|International Classification||H01H57/00, H01L41/09|
|Cooperative Classification||H01H57/00, H02N2/043|
|European Classification||H02N2/04B, H01H57/00|
|Apr 18, 1985||AS||Assignment|
Owner name: NEC CORPORATION 33-1, SHIBA 5-CHOME, MINATO-KU, TO
Free format text: ASSIGNMENT OF ASSIGNORS INTEREST.;ASSIGNORS:OKIHARA, NAOTO;AIHARA, YOSHIKI;WAKAMATSU, KAZUTOSHI;REEL/FRAME:004396/0929
Effective date: 19850417
|Apr 30, 1990||FPAY||Fee payment|
Year of fee payment: 4
|Mar 9, 1994||FPAY||Fee payment|
Year of fee payment: 8
|Apr 2, 1998||FPAY||Fee payment|
Year of fee payment: 12
|Jul 1, 2002||AS||Assignment|
Owner name: NEC TOKIN CORPORATION, JAPAN
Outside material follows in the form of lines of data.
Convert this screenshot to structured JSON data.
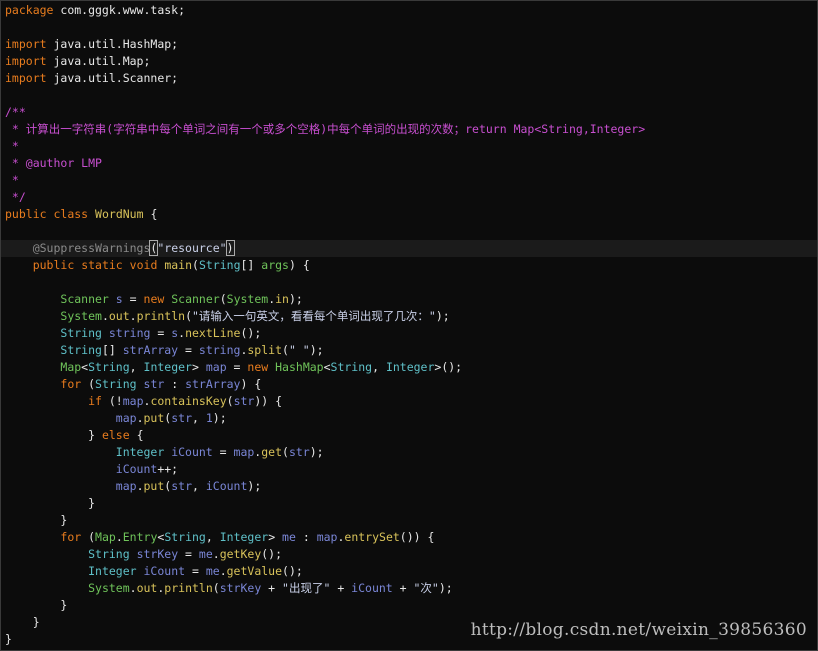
{
  "code": {
    "l01": [
      "package",
      " com.gggk.www.task;"
    ],
    "l03": [
      "import",
      " java.util.HashMap;"
    ],
    "l04": [
      "import",
      " java.util.Map;"
    ],
    "l05": [
      "import",
      " java.util.Scanner;"
    ],
    "l07": "/**",
    "l08": " * 计算出一字符串(字符串中每个单词之间有一个或多个空格)中每个单词的出现的次数；return Map<String,Integer>",
    "l09": " *",
    "l10": [
      " * ",
      "@author",
      " LMP"
    ],
    "l11": " *",
    "l12": " */",
    "l13": [
      "public",
      " ",
      "class",
      " ",
      "WordNum",
      " {"
    ],
    "l15": [
      "    ",
      "@SuppressWarnings",
      "(",
      "\"resource\"",
      ")"
    ],
    "l16": [
      "    ",
      "public",
      " ",
      "static",
      " ",
      "void",
      " ",
      "main",
      "(",
      "String",
      "[] ",
      "args",
      ") {"
    ],
    "l18": [
      "        ",
      "Scanner",
      " ",
      "s",
      " = ",
      "new",
      " ",
      "Scanner",
      "(",
      "System",
      ".",
      "in",
      ");"
    ],
    "l19": [
      "        ",
      "System",
      ".",
      "out",
      ".",
      "println",
      "(",
      "\"请输入一句英文，看看每个单词出现了几次：\"",
      ");"
    ],
    "l20": [
      "        ",
      "String",
      " ",
      "string",
      " = ",
      "s",
      ".",
      "nextLine",
      "();"
    ],
    "l21": [
      "        ",
      "String",
      "[] ",
      "strArray",
      " = ",
      "string",
      ".",
      "split",
      "(",
      "\" \"",
      ");"
    ],
    "l22": [
      "        ",
      "Map",
      "<",
      "String",
      ", ",
      "Integer",
      "> ",
      "map",
      " = ",
      "new",
      " ",
      "HashMap",
      "<",
      "String",
      ", ",
      "Integer",
      ">();"
    ],
    "l23": [
      "        ",
      "for",
      " (",
      "String",
      " ",
      "str",
      " : ",
      "strArray",
      ") {"
    ],
    "l24": [
      "            ",
      "if",
      " (!",
      "map",
      ".",
      "containsKey",
      "(",
      "str",
      ")) {"
    ],
    "l25": [
      "                ",
      "map",
      ".",
      "put",
      "(",
      "str",
      ", ",
      "1",
      ");"
    ],
    "l26": [
      "            ",
      "} ",
      "else",
      " {"
    ],
    "l27": [
      "                ",
      "Integer",
      " ",
      "iCount",
      " = ",
      "map",
      ".",
      "get",
      "(",
      "str",
      ");"
    ],
    "l28": [
      "                ",
      "iCount",
      "++;"
    ],
    "l29": [
      "                ",
      "map",
      ".",
      "put",
      "(",
      "str",
      ", ",
      "iCount",
      ");"
    ],
    "l30": "            }",
    "l31": "        }",
    "l32": [
      "        ",
      "for",
      " (",
      "Map",
      ".",
      "Entry",
      "<",
      "String",
      ", ",
      "Integer",
      "> ",
      "me",
      " : ",
      "map",
      ".",
      "entrySet",
      "()) {"
    ],
    "l33": [
      "            ",
      "String",
      " ",
      "strKey",
      " = ",
      "me",
      ".",
      "getKey",
      "();"
    ],
    "l34": [
      "            ",
      "Integer",
      " ",
      "iCount",
      " = ",
      "me",
      ".",
      "getValue",
      "();"
    ],
    "l35": [
      "            ",
      "System",
      ".",
      "out",
      ".",
      "println",
      "(",
      "strKey",
      " + ",
      "\"出现了\"",
      " + ",
      "iCount",
      " + ",
      "\"次\"",
      ");"
    ],
    "l36": "        }",
    "l37": "    }",
    "l38": "}"
  },
  "watermark": "http://blog.csdn.net/weixin_39856360",
  "colors": {
    "background": "#0c0c0c",
    "keyword": "#e87c1e",
    "type": "#6fc35a",
    "builtin_type": "#5fc0c8",
    "variable": "#7a86d6",
    "method": "#d8c25a",
    "comment": "#c84fd0"
  }
}
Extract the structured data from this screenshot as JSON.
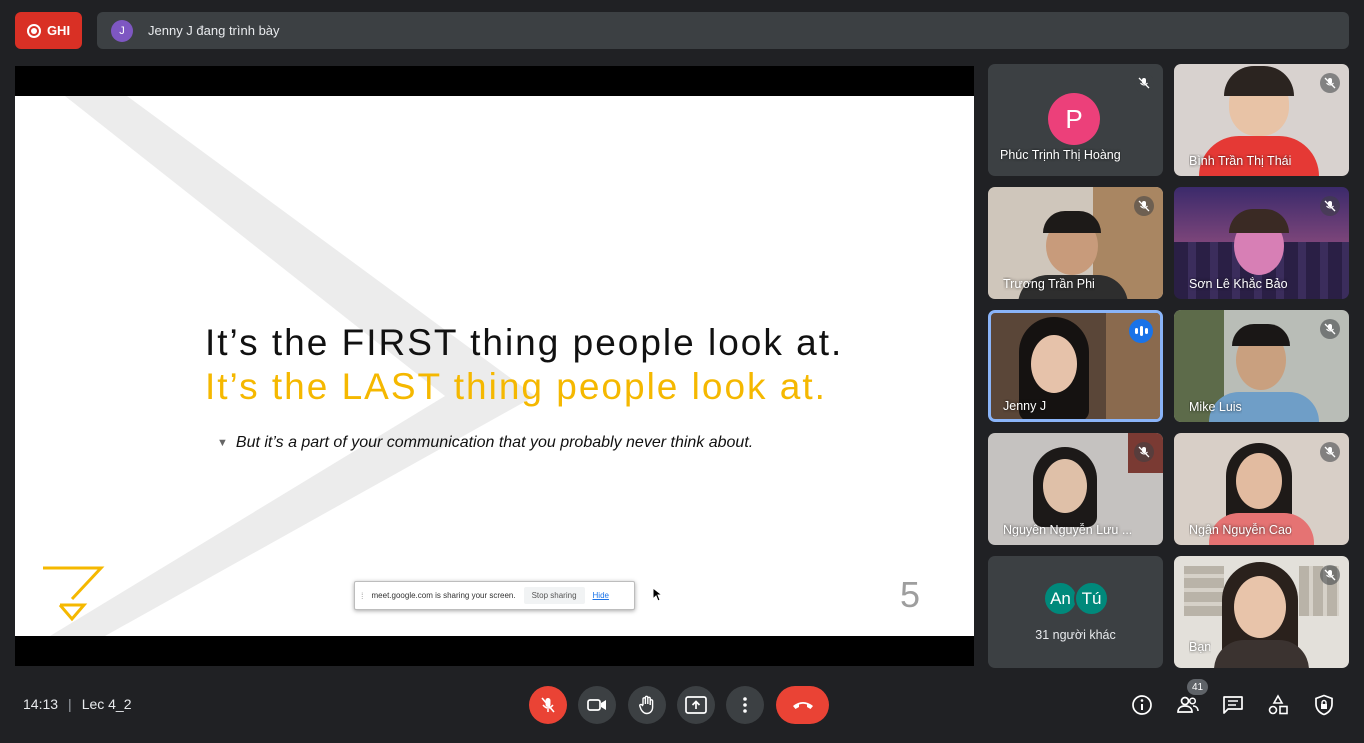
{
  "top": {
    "record_label": "GHI",
    "presenter_initial": "J",
    "presenter_text": "Jenny J đang trình bày"
  },
  "slide": {
    "line1": "It’s the FIRST thing people look at.",
    "line2": "It’s the LAST thing people look at.",
    "bullet": "But it’s a part of your communication that you probably never think about.",
    "page_number": "5",
    "accent_color": "#f5b800"
  },
  "share_bar": {
    "message": "meet.google.com is sharing your screen.",
    "stop_label": "Stop sharing",
    "hide_label": "Hide"
  },
  "participants": [
    {
      "name": "Phúc Trịnh Thị Hoàng",
      "initial": "P",
      "muted": true
    },
    {
      "name": "Bình Trần Thị Thái",
      "muted": true
    },
    {
      "name": "Trương Trần Phi",
      "muted": true
    },
    {
      "name": "Sơn Lê Khắc Bảo",
      "muted": true
    },
    {
      "name": "Jenny J",
      "speaking": true
    },
    {
      "name": "Mike Luis",
      "muted": true
    },
    {
      "name": "Nguyên Nguyễn Lưu ...",
      "muted": true
    },
    {
      "name": "Ngân Nguyễn Cao",
      "muted": true
    },
    {
      "others_initials": [
        "An",
        "Tú"
      ],
      "others_label": "31 người khác"
    },
    {
      "name": "Bạn",
      "muted": true
    }
  ],
  "bottom": {
    "time": "14:13",
    "meeting_name": "Lec 4_2",
    "people_count": "41"
  }
}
Free format text: ASSIGNMENT OF ASSIGNORS INTEREST;ASSIGNOR:NEC CORPORATION;REEL/FRAME:013036/0816
Effective date: 20020606